-- Assignment --
Using the records beneath, say how many lines contain the word "proyecto", without comment.
[Opening Record excerpts section]
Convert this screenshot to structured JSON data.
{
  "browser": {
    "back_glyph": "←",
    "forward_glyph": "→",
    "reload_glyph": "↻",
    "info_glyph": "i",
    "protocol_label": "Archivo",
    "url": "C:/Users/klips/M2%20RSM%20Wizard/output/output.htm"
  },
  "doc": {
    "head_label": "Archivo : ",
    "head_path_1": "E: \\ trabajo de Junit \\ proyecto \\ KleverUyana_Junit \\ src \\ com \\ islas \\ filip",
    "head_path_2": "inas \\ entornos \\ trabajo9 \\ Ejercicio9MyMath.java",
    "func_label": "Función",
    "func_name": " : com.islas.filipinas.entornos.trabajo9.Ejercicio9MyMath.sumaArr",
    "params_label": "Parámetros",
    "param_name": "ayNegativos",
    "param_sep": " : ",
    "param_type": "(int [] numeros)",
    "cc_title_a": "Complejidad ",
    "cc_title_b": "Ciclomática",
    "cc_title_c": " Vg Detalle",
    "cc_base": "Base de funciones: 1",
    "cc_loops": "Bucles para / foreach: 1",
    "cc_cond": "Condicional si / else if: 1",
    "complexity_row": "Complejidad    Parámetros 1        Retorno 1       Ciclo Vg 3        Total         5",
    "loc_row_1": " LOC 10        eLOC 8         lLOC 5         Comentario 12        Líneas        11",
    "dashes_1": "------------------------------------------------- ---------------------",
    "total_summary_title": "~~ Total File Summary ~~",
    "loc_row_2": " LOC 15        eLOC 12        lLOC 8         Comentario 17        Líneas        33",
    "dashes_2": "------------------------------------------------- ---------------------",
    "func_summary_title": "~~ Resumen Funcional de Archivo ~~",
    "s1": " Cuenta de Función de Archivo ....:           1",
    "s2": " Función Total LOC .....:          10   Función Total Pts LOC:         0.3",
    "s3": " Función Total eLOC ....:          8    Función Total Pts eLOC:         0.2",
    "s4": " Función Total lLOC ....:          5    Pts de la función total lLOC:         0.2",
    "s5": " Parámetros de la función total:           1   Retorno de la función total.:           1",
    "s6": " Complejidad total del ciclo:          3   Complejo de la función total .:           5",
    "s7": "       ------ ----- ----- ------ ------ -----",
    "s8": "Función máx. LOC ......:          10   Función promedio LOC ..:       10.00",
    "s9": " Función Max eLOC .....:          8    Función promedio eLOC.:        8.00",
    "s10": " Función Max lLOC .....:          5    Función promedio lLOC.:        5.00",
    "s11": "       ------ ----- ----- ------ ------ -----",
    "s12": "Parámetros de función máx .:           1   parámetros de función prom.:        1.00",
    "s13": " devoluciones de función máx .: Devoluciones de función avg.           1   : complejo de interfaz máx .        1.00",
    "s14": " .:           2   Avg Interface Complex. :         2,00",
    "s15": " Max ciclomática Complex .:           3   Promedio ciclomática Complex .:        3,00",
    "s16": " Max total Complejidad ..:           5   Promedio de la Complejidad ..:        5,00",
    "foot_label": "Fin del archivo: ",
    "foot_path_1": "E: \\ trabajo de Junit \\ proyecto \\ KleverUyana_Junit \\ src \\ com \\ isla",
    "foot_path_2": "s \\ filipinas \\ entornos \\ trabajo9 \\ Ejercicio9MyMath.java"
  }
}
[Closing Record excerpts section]
-- Reply to the task --
2